Dear Friends and Family,
Today many people will be putting on massive amounts of green, buying Guinness, or some other beer that is or has been made to look green, will put on some Flogging Molly, the Dubliners, the Irish Rovers, or the Dropkick Murpheys and will get completely hammered celebrating what they’ve come to call St Paddy’s Day, the day for celebrating all things “Irish”. There are so many problems with this.
I could give you a detailed (or perhaps rather vague) history of who St Patrick was (below you’ll see a video giving you some background on our understanding of Patrick today). Instead I just want to focus on a two key aspects.
Patrick was not Irish
We forget this all the time, but Patrick was born and raised in Britain some time in the fifth century. He may have been part Roman and part Briton, but he was certainly not at all Irish.

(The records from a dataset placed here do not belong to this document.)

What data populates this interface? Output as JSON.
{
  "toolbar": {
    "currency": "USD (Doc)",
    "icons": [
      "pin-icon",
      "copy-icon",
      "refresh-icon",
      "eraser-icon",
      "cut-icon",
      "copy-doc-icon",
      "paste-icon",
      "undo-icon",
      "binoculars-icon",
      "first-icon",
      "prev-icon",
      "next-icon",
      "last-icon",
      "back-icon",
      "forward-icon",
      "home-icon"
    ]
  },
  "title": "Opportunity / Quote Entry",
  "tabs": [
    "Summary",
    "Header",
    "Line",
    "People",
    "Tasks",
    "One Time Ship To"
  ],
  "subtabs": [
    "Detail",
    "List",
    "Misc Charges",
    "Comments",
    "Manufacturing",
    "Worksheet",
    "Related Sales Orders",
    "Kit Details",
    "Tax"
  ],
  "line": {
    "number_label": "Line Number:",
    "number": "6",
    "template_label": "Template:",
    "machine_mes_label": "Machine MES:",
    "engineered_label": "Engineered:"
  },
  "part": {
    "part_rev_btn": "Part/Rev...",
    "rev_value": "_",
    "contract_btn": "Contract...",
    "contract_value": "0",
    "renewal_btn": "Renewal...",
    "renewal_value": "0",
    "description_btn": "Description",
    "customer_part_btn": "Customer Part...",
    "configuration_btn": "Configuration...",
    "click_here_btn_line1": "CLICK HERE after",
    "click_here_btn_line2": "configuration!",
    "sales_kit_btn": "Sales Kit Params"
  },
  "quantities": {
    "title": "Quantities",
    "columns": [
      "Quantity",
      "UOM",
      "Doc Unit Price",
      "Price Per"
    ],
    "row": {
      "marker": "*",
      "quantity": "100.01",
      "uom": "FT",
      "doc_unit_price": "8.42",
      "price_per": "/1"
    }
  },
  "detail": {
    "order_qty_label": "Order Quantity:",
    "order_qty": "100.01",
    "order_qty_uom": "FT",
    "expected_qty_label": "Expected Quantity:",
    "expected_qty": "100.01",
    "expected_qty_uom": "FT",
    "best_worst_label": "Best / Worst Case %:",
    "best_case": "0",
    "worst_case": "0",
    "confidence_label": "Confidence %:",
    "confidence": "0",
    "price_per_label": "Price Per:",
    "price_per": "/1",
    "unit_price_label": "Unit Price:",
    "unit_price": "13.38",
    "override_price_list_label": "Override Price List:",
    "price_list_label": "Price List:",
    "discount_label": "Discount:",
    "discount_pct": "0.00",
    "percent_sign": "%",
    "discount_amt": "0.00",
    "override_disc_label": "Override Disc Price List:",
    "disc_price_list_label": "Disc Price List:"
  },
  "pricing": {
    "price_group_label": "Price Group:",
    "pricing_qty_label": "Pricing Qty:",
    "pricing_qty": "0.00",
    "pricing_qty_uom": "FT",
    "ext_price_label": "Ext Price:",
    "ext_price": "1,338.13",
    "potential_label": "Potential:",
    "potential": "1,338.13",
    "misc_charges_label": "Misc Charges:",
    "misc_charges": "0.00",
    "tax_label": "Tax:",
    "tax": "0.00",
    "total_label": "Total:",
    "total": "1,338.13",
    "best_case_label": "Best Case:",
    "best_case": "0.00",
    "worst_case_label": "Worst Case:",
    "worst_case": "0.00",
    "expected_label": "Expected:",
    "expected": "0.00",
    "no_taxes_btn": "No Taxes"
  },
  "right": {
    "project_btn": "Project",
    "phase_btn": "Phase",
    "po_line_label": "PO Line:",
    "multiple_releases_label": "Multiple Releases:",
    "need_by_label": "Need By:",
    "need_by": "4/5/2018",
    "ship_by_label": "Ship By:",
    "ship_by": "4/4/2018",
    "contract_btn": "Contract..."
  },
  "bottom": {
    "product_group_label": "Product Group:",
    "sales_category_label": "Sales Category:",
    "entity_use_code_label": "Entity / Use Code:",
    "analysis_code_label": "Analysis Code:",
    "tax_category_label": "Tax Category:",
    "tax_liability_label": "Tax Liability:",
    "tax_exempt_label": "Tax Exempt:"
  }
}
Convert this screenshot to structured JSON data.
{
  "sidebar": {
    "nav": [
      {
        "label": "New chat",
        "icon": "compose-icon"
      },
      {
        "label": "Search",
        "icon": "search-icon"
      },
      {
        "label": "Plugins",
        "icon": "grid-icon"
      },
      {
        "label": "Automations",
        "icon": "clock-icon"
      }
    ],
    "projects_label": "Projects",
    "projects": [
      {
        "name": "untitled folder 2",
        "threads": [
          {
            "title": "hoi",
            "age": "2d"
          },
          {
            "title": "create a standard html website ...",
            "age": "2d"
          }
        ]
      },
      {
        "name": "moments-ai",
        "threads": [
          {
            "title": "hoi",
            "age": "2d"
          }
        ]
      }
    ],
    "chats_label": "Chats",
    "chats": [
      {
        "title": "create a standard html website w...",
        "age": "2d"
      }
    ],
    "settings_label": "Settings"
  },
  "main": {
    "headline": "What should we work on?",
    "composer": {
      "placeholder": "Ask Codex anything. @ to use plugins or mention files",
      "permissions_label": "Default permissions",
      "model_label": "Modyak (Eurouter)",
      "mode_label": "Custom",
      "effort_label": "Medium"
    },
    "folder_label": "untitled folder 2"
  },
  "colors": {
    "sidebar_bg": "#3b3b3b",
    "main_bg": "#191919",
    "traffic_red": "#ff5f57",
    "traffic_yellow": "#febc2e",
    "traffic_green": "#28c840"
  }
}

I’m not saying that St Patrick’s day should not include a celebration of positive aspects of Irish culture, but it isn’t an occasion to wear so much green (or orange if you’re supporting the Northern Irish) it’s offensive and to dwell purely on Irish stereotypes. It ought to be a day of reflection on how one man, even if only in myth, could have such an impact on an island as to have his death remembered.
Patrick was a Christian
Somewhere along the line this has been forgotten. Patrick was a monk who, earlier in life, had been taken as a slave to Ireland and later in life returned as a priest and monk to spread the news of Jesus Christ. He potentially combatted heretical Christians and antagonistic pagans to show them that the God of Jesus Christ is the true God and that Christ is his Son and the Spirit is his Spirit; that each is a person and yet is still one God. Today ought to be a celebration of a life of devotion to Jesus Christ. Yes, let’s celebrate (this should be no solemn affair), but remember what it is we are celebrating: the spreading of the good news of Jesus Christ.
Let me leave with a video on St Patrick from Thomas O’Loughlin and a passage from Patrick’s Confession.
From his Confession Part II, 16 on his learning to pray:
But after I had come to Ireland,
it was then that I was made to shepherd the flocks day after day,
and, as I did so, I would pray all the time, right through the day.
More and more the love of God and fear of him grew strong within me,
and as my faith grew, so the Spirit became more and more active,
so that in a single day I would say as many as a hundred prayers,
and at night only slightly less.
Although I might be staying in a forest or out on a mountainside,
it would be the same;
even before dawn broke, I would be aroused to pray.
In snow, in frost, in rain,
I would hardly notice any discomfort,
and I was never slack but always full of energy.
It is clear to me now, that this was due to the fervor of the Spirit within me.
May we all find ourselves so filled with the fervor of the Spirit.